- WHAT YOU WILL DO: What you return must match the records below exactly, down to each character.
-- Opening Marker --
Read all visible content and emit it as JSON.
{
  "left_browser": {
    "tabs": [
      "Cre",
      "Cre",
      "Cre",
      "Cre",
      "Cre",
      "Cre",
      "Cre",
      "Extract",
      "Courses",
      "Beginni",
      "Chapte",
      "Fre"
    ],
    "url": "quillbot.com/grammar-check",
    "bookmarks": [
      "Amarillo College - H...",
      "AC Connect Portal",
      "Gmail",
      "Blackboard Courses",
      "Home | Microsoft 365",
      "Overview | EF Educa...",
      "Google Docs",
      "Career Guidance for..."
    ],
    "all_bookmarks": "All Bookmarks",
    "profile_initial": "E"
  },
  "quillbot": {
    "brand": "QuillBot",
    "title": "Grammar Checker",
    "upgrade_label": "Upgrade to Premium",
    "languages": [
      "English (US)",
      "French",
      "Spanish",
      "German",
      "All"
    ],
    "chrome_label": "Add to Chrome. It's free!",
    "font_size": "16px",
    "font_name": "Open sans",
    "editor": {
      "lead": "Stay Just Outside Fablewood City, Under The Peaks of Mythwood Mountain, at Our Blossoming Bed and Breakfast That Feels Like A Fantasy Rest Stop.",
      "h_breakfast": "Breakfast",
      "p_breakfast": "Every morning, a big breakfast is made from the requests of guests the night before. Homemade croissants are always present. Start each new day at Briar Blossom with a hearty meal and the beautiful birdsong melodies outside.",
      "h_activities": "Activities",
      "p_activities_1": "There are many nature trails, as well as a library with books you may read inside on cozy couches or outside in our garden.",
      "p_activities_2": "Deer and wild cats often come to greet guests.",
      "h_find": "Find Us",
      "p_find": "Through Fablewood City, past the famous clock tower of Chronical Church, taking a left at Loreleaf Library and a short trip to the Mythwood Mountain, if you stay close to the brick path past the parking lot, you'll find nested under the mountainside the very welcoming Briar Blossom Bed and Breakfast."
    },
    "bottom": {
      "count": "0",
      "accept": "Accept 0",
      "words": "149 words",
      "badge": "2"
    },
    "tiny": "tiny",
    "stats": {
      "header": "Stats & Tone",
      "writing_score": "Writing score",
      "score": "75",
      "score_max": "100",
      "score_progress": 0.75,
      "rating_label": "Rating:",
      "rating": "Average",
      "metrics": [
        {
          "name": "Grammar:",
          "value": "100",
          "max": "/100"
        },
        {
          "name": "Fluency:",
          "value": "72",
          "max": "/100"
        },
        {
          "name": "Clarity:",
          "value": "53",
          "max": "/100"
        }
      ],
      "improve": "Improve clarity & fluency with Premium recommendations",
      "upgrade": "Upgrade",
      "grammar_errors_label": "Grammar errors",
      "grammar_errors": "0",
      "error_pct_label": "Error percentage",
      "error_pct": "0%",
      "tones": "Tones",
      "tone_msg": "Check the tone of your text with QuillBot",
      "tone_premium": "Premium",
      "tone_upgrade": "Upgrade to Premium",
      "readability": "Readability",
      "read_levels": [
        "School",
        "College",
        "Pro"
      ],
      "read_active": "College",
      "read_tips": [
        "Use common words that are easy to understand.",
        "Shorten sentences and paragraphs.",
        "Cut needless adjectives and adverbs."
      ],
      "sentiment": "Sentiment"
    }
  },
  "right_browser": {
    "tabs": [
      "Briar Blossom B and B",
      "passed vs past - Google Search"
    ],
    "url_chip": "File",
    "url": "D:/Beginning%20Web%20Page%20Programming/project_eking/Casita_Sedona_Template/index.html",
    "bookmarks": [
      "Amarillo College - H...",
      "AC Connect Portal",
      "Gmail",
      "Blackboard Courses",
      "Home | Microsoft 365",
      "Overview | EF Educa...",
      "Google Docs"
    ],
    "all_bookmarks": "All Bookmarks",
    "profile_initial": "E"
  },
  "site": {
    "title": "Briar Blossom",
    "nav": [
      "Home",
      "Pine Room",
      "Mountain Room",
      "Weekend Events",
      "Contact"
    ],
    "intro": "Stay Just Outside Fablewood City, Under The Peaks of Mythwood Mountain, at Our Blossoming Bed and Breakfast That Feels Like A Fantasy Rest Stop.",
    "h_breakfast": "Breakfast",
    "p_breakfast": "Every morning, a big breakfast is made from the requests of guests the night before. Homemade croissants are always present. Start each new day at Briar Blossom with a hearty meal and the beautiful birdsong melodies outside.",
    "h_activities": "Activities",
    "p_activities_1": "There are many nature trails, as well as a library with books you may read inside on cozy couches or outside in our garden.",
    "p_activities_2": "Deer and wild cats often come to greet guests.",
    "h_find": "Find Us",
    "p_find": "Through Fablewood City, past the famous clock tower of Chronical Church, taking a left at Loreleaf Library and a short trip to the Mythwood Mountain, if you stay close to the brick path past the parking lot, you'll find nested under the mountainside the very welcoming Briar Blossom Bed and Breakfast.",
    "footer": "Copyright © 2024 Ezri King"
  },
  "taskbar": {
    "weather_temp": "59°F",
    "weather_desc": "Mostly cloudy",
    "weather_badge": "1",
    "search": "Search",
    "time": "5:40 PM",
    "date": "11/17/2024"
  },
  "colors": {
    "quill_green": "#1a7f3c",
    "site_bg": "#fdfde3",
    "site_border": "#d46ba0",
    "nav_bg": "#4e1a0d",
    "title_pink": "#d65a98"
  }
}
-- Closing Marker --
- SOLUTION FOR THIS PROBLEM:
Read all visible content and emit it as JSON.
{
  "left_browser": {
    "tabs": [
      "Cre",
      "Cre",
      "Cre",
      "Cre",
      "Cre",
      "Cre",
      "Cre",
      "Extract",
      "Courses",
      "Beginni",
      "Chapte",
      "Fre"
    ],
    "url": "quillbot.com/grammar-check",
    "bookmarks": [
      "Amarillo College - H...",
      "AC Connect Portal",
      "Gmail",
      "Blackboard Courses",
      "Home | Microsoft 365",
      "Overview | EF Educa...",
      "Google Docs",
      "Career Guidance for..."
    ],
    "all_bookmarks": "All Bookmarks",
    "profile_initial": "E"
  },
  "quillbot": {
    "brand": "QuillBot",
    "title": "Grammar Checker",
    "upgrade_label": "Upgrade to Premium",
    "languages": [
      "English (US)",
      "French",
      "Spanish",
      "German",
      "All"
    ],
    "chrome_label": "Add to Chrome. It's free!",
    "font_size": "16px",
    "font_name": "Open sans",
    "editor": {
      "lead": "Stay Just Outside Fablewood City, Under The Peaks of Mythwood Mountain, at Our Blossoming Bed and Breakfast That Feels Like A Fantasy Rest Stop.",
      "h_breakfast": "Breakfast",
      "p_breakfast": "Every morning, a big breakfast is made from the requests of guests the night before. Homemade croissants are always present. Start each new day at Briar Blossom with a hearty meal and the beautiful birdsong melodies outside.",
      "h_activities": "Activities",
      "p_activities_1": "There are many nature trails, as well as a library with books you may read inside on cozy couches or outside in our garden.",
      "p_activities_2": "Deer and wild cats often come to greet guests.",
      "h_find": "Find Us",
      "p_find": "Through Fablewood City, past the famous clock tower of Chronical Church, taking a left at Loreleaf Library and a short trip to the Mythwood Mountain, if you stay close to the brick path past the parking lot, you'll find nested under the mountainside the very welcoming Briar Blossom Bed and Breakfast."
    },
    "bottom": {
      "count": "0",
      "accept": "Accept 0",
      "words": "149 words",
      "badge": "2"
    },
    "tiny": "tiny",
    "stats": {
      "header": "Stats & Tone",
      "writing_score": "Writing score",
      "score": "75",
      "score_max": "100",
      "score_progress": 0.75,
      "rating_label": "Rating:",
      "rating": "Average",
      "metrics": [
        {
          "name": "Grammar:",
          "value": "100",
          "max": "/100"
        },
        {
          "name": "Fluency:",
          "value": "72",
          "max": "/100"
        },
        {
          "name": "Clarity:",
          "value": "53",
          "max": "/100"
        }
      ],
      "improve": "Improve clarity & fluency with Premium recommendations",
      "upgrade": "Upgrade",
      "grammar_errors_label": "Grammar errors",
      "grammar_errors": "0",
      "error_pct_label": "Error percentage",
      "error_pct": "0%",
      "tones": "Tones",
      "tone_msg": "Check the tone of your text with QuillBot",
      "tone_premium": "Premium",
      "tone_upgrade": "Upgrade to Premium",
      "readability": "Readability",
      "read_levels": [
        "School",
        "College",
        "Pro"
      ],
      "read_active": "College",
      "read_tips": [
        "Use common words that are easy to understand.",
        "Shorten sentences and paragraphs.",
        "Cut needless adjectives and adverbs."
      ],
      "sentiment": "Sentiment"
    }
  },
  "right_browser": {
    "tabs": [
      "Briar Blossom B and B",
      "passed vs past - Google Search"
    ],
    "url_chip": "File",
    "url": "D:/Beginning%20Web%20Page%20Programming/project_eking/Casita_Sedona_Template/index.html",
    "bookmarks": [
      "Amarillo College - H...",
      "AC Connect Portal",
      "Gmail",
      "Blackboard Courses",
      "Home | Microsoft 365",
      "Overview | EF Educa...",
      "Google Docs"
    ],
    "all_bookmarks": "All Bookmarks",
    "profile_initial": "E"
  },
  "site": {
    "title": "Briar Blossom",
    "nav": [
      "Home",
      "Pine Room",
      "Mountain Room",
      "Weekend Events",
      "Contact"
    ],
    "intro": "Stay Just Outside Fablewood City, Under The Peaks of Mythwood Mountain, at Our Blossoming Bed and Breakfast That Feels Like A Fantasy Rest Stop.",
    "h_breakfast": "Breakfast",
    "p_breakfast": "Every morning, a big breakfast is made from the requests of guests the night before. Homemade croissants are always present. Start each new day at Briar Blossom with a hearty meal and the beautiful birdsong melodies outside.",
    "h_activities": "Activities",
    "p_activities_1": "There are many nature trails, as well as a library with books you may read inside on cozy couches or outside in our garden.",
    "p_activities_2": "Deer and wild cats often come to greet guests.",
    "h_find": "Find Us",
    "p_find": "Through Fablewood City, past the famous clock tower of Chronical Church, taking a left at Loreleaf Library and a short trip to the Mythwood Mountain, if you stay close to the brick path past the parking lot, you'll find nested under the mountainside the very welcoming Briar Blossom Bed and Breakfast.",
    "footer": "Copyright © 2024 Ezri King"
  },
  "taskbar": {
    "weather_temp": "59°F",
    "weather_desc": "Mostly cloudy",
    "weather_badge": "1",
    "search": "Search",
    "time": "5:40 PM",
    "date": "11/17/2024"
  },
  "colors": {
    "quill_green": "#1a7f3c",
    "site_bg": "#fdfde3",
    "site_border": "#d46ba0",
    "nav_bg": "#4e1a0d",
    "title_pink": "#d65a98"
  }
}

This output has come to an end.